How To Obtain a Marriage License or Certificate in California?
California is a great place to get married! The state offers many exciting things to see and do. You can rub elbows with famous Hollywood actors, honeymoon in Disneyland or visit the famous island prison of Alcatraz.
Rules and Regulations
Rules and fees differ by county, but some general provisions for tying the knot in the sunny state of California are:
- You must be 18 years or older, without parental consent.
- You do not need to be a resident of CA to get married there.
- Same-sex marriage is legal.
- No blood test or physical is required.
- You must have at least one witness; more are optional.
How to Apply
The fees by country vary, but you will need to bring between $35 - $100 in cash when you file. Both parties need to apply together, in person at the county clerk’s office. You will need to bring a valid photo ID in one of the formats below:
- Birth certificate
- Driver’s License
- Military ID
- Green Card
If you have a previous marriage from your past, bring your divorce decree and final judgment.
Special Marriage Licenses
There are two types of marriage licenses that you can apply for in California.
Public - becomes public record and can be obtained by anyone for viewing.
Confidential - protects the parties private information and can only be viewed by either spouse (by notarized request) or a court order.
One additional stipulation when applying for a confidential marriage license is that both parties must be living together already like a married couple.
This “confidential” option is in place to protect the privacy of famous people in the public eye who require security for their personal lives and information.
Waiting Period and Expiration
There is no waiting period, and you can receive your marriage license immediately when applying for it. The marriage certificate is good for 90 days so be sure to plan your wedding accordingly.
Who Can Officiate
Here is a short list of the types of authorized personnel that can officiate at your wedding.
- A member of the clergy (any religion).
- Current or retired judge.
- A U.S. magistrate.
- A legislator, congressman, or officer holding state office.
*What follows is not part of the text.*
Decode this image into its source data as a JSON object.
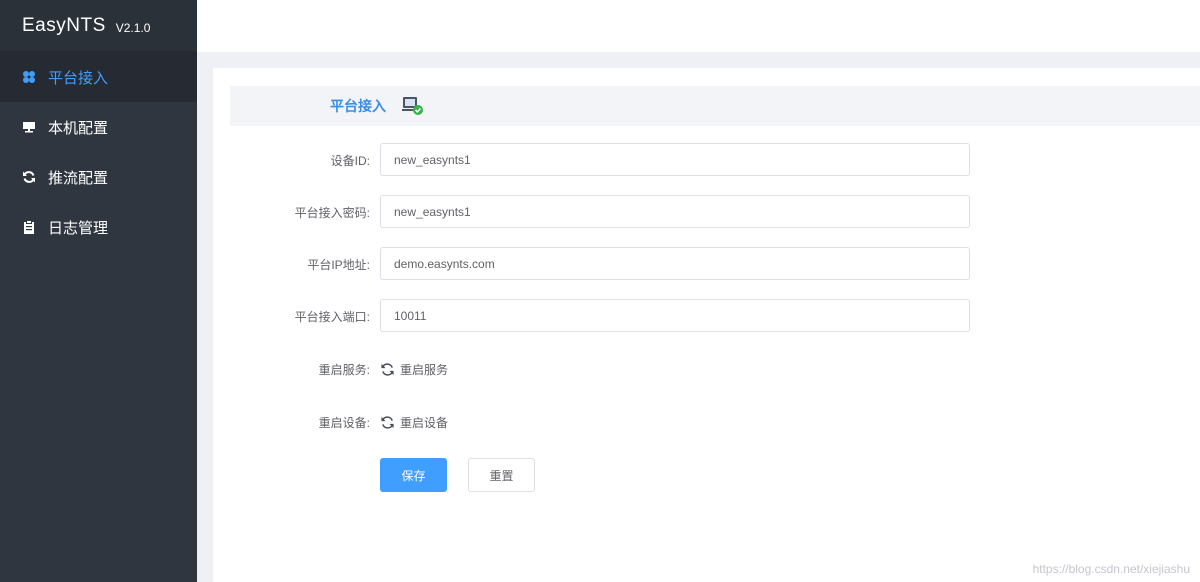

Whoever officiate at your ceremony must return the marriage license to the county clerk within ten days of your wedding, for filing.
After the Wedding
You may contact the California Department of Public Health Vital Records to obtain a copy for yourself.